14 Yet I am so thankful to God, who always marches us to victory under the banner of the Anointed One; and through us He spreads the beautiful fragrance of His knowledge to every corner of the earth. 15 In a turbulent world where people are either dying or being rescued, we are the sweet smell of the Anointed to God our Father. 16 To those who are dying, they smell the stench of death in us. And to those being rescued, we are the unmistakable scent of life. Who is worthy of this calling? 17 For we are nothing like the others who sell the word of God like a commodity. Do not be mistaken; our words come from God with the utmost sincerity, always spoken through the Anointed in the presence of God.
This second book of psalms (Psalms 42–72) has a few unique features. First, it is the only book of the five that contains psalms ascribed to the sons of Korah, a group of Levite temple singers. Second, it uses two rather obscure Hebrew terms in the superscriptions of almost half of these psalms. Maskil, which may be related to contemplation, is translated “contemplative poem” or “song” (42; 44–45; 52–55) and miktam, whose meaning is unclear, is translated “a prayer” (56–60). Third, in referring to God this second book shows a preference for the word “God” over the name “the Eternal One” that appears as “YHWH” in the Hebrew Scriptures.
Throughout the Bible, the creator and covenant God is referred to in many ways. Generally speaking, the names and titles used indicate something of His character and nature. The title “God” implies His unique majesty and power; no one is like Him. The name, translated “The Eternal One” and also “The Eternal,” is God’s covenant name revealed uniquely to Israel. As the translation suggests, the divine name implies that the one True God transcends time and yet He is “with” His people.
1 My soul is dry and thirsts for You, True God,
as a deer thirsts for water.
2 I long for the True God who lives.
When can I stand before Him and feel His comfort?
3 Right now I’m overwhelmed by my sorrow and pain;
I can’t stop feasting on my tears.
People crowd around me and say,
“Where is your True God whom you claim will save?”
4 With a broken heart,
I remember times before
When I was with Your people. Those were better days.
I used to lead them happily into the True God’s house,
Singing with joy, shouting thanksgivings with abandon,
joining the congregation in the celebration.
5 Why am I so overwrought?
Why am I so disturbed?
Why can’t I just hope in God?
Despite all my emotions, I will believe and praise the One
who saves me and is my life.
6 My God, my soul is so traumatized;
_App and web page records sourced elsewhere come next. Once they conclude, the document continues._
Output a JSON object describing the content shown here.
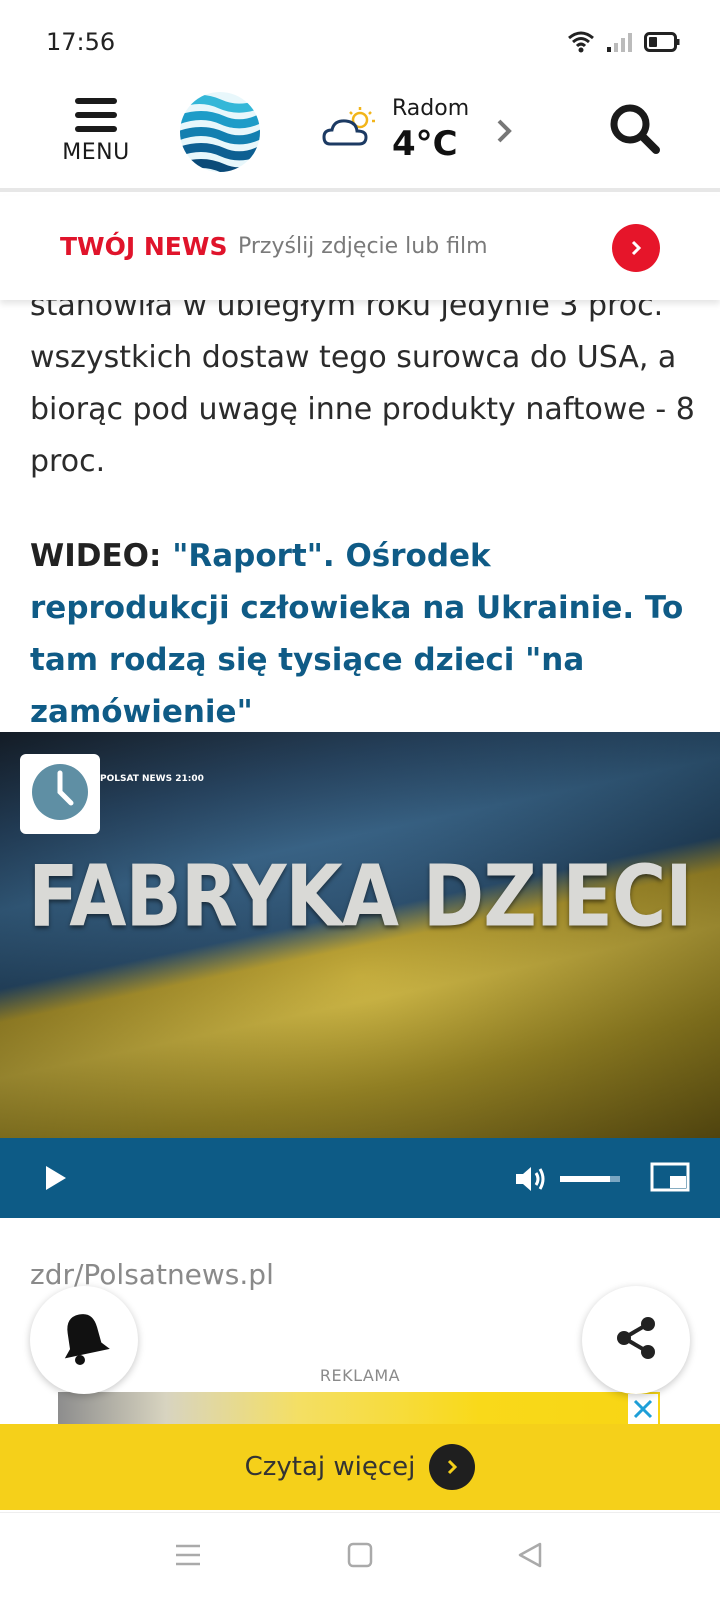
{
  "status_bar": {
    "time": "17:56"
  },
  "header": {
    "menu_label": "MENU",
    "weather_city": "Radom",
    "weather_temp": "4°C"
  },
  "news_banner": {
    "title": "TWÓJ NEWS",
    "subtitle": "Przyślij zdjęcie lub film"
  },
  "article": {
    "paragraph": "stanowiła w ubiegłym roku jedynie 3 proc. wszystkich dostaw tego surowca do USA, a biorąc pod uwagę inne produkty naftowe - 8 proc.",
    "video_prefix": "WIDEO:",
    "video_link": "\"Raport\". Ośrodek reprodukcji człowieka na Ukrainie. To tam rodzą się tysiące dzieci \"na zamówienie\""
  },
  "video": {
    "channel": "POLSAT NEWS 21:00",
    "title": "FABRYKA DZIECI",
    "volume_level": 0.8
  },
  "source": "zdr/Polsatnews.pl",
  "ad": {
    "label": "REKLAMA",
    "read_more": "Czytaj więcej"
  },
  "colors": {
    "brand_blue": "#0d5b86",
    "news_red": "#e0142b",
    "ad_yellow": "#f5d01a"
  },
  "icons": [
    "wifi-icon",
    "signal-icon",
    "battery-icon",
    "menu-icon",
    "logo-icon",
    "partly-cloudy-icon",
    "chevron-right-icon",
    "search-icon",
    "clock-icon",
    "play-icon",
    "volume-icon",
    "fullscreen-icon",
    "bell-icon",
    "share-icon",
    "close-icon",
    "nav-menu-icon",
    "nav-home-icon",
    "nav-back-icon"
  ]
}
the only help is remembering You wherever I may be;
From the land of the Jordan to Hermon’s high place
to Mount Mizar.
7 In the roar of Your waterfalls,
ancient depths surge, calling out to the deep.
All Your waves break over me;
am I drowning?
8 Yet in the light of day, the Eternal shows me His love.
When night settles in and all is dark, He keeps me company—
His soothing song, a prayerful melody to the True God of my life.
9 Even still, I will say to the True God, my rock and strength:
“Why have You forgotten me?
Why must I live my life so depressed, crying endlessly
while my enemies have the upper hand?”
10 My enemies taunt me.
They shatter my soul the way a sword shatters a man’s bones.
They keep taunting all the day long,
“Where is He, your True God?”
11 Why am I so overwrought,
Why am I so disturbed?
Why can’t I just hope in God?
Despite all my emotions, I will believe and praise the One
who saves me, my God.
7 The rich lord it over the poor,
and the borrower is the slave to the lender.